** Opening Dataset extract block **
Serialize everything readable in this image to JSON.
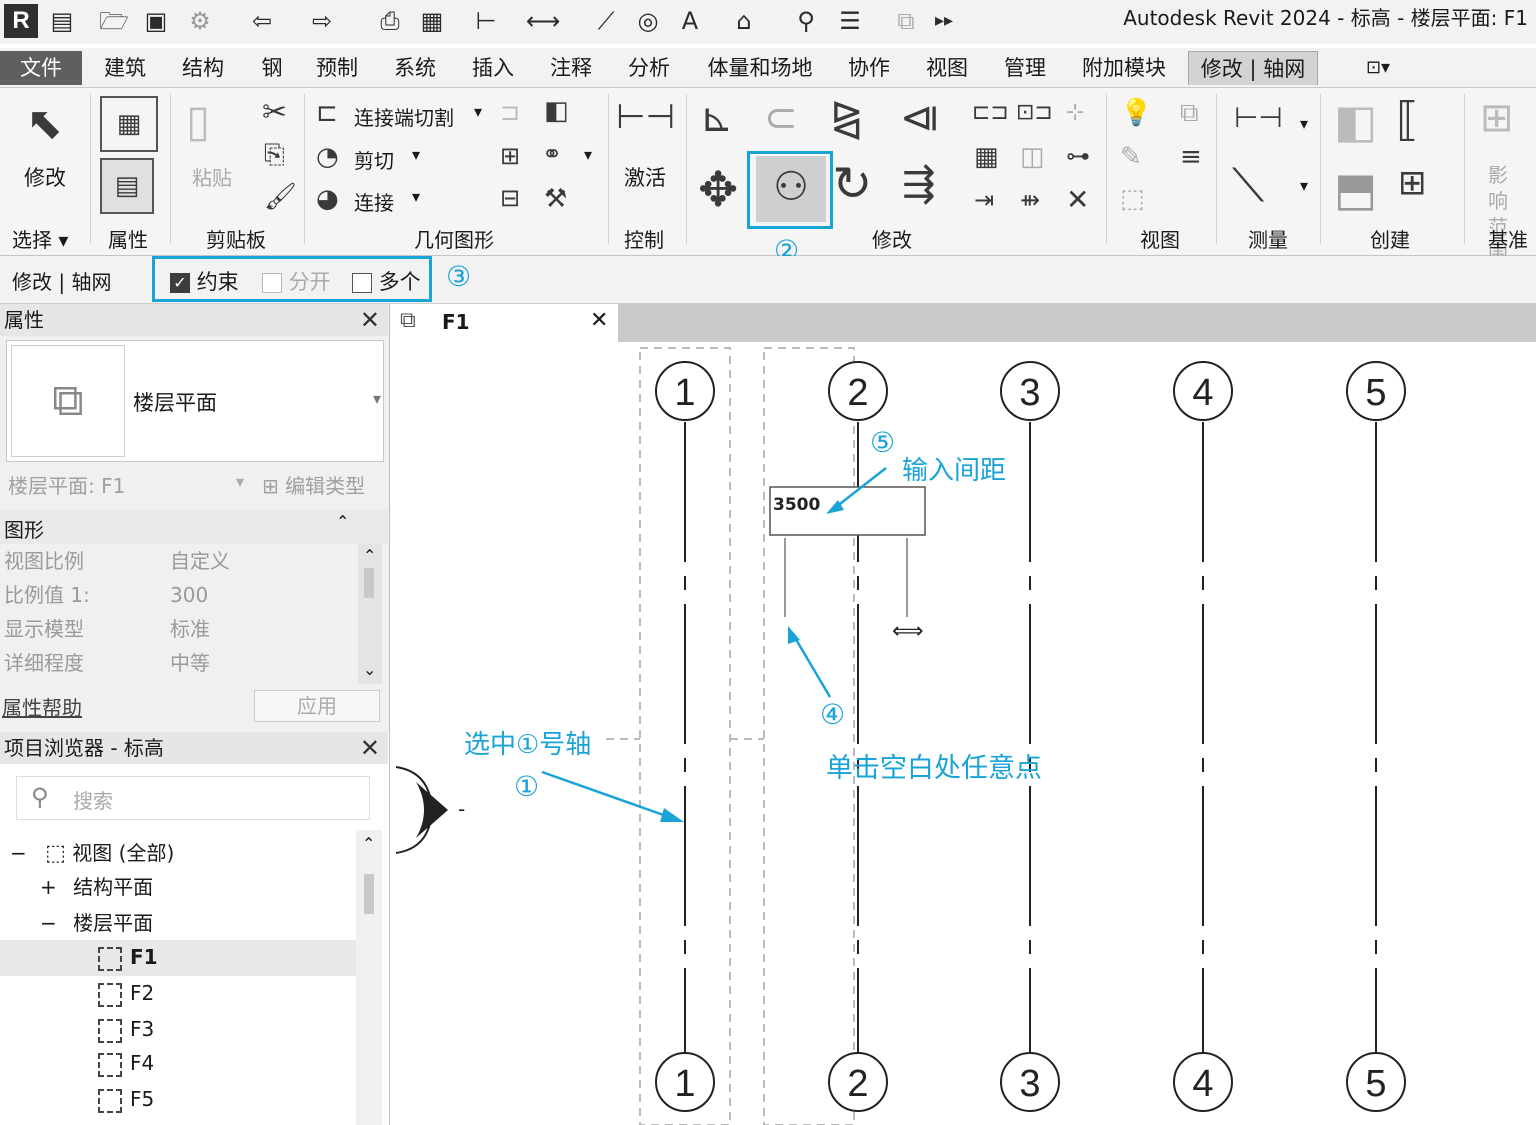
{
  "title_bar": {
    "app_logo": "R",
    "window_title": "Autodesk Revit 2024 - 标高 - 楼层平面: F1"
  },
  "menu_tabs": [
    "文件",
    "建筑",
    "结构",
    "钢",
    "预制",
    "系统",
    "插入",
    "注释",
    "分析",
    "体量和场地",
    "协作",
    "视图",
    "管理",
    "附加模块",
    "修改 | 轴网"
  ],
  "ribbon": {
    "select_panel": {
      "modify_label": "修改",
      "label": "选择 ▾"
    },
    "properties_panel": {
      "label": "属性"
    },
    "clipboard_panel": {
      "paste_label": "粘贴",
      "label": "剪贴板"
    },
    "geometry_panel": {
      "cope_label": "连接端切割",
      "cut_label": "剪切",
      "join_label": "连接",
      "label": "几何图形"
    },
    "controls_panel": {
      "activate_label": "激活",
      "label": "控制"
    },
    "modify_panel": {
      "label": "修改"
    },
    "view_panel": {
      "label": "视图"
    },
    "measure_panel": {
      "label": "测量"
    },
    "create_panel": {
      "label": "创建"
    },
    "datum_panel": {
      "scope_label": "影响范围",
      "label": "基准"
    }
  },
  "options_bar": {
    "context": "修改 | 轴网",
    "constrain": "约束",
    "disjoin": "分开",
    "multiple": "多个"
  },
  "properties": {
    "title": "属性",
    "type_name": "楼层平面",
    "instance_selector": "楼层平面: F1",
    "edit_type": "编辑类型",
    "group": "图形",
    "rows": [
      {
        "name": "视图比例",
        "value": "自定义"
      },
      {
        "name": "比例值 1:",
        "value": "300"
      },
      {
        "name": "显示模型",
        "value": "标准"
      },
      {
        "name": "详细程度",
        "value": "中等"
      }
    ],
    "help_link": "属性帮助",
    "apply_button": "应用"
  },
  "project_browser": {
    "title": "项目浏览器 - 标高",
    "search_placeholder": "搜索",
    "tree": {
      "root": "视图 (全部)",
      "structural_plans": "结构平面",
      "floor_plans": "楼层平面",
      "levels": [
        "F1",
        "F2",
        "F3",
        "F4",
        "F5"
      ]
    }
  },
  "view_tab": {
    "name": "F1"
  },
  "grid_bubbles": [
    "1",
    "2",
    "3",
    "4",
    "5"
  ],
  "dimension_input": "3500",
  "annotations": {
    "step1_marker": "①",
    "step1_text": "选中①号轴",
    "step2_marker": "②",
    "step3_marker": "③",
    "step4_marker": "④",
    "step4_text": "单击空白处任意点",
    "step5_marker": "⑤",
    "step5_text": "输入间距",
    "color": "#1aa3d6"
  }
}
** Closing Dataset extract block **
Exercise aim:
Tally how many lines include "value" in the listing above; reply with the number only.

Answer to the exercise:
4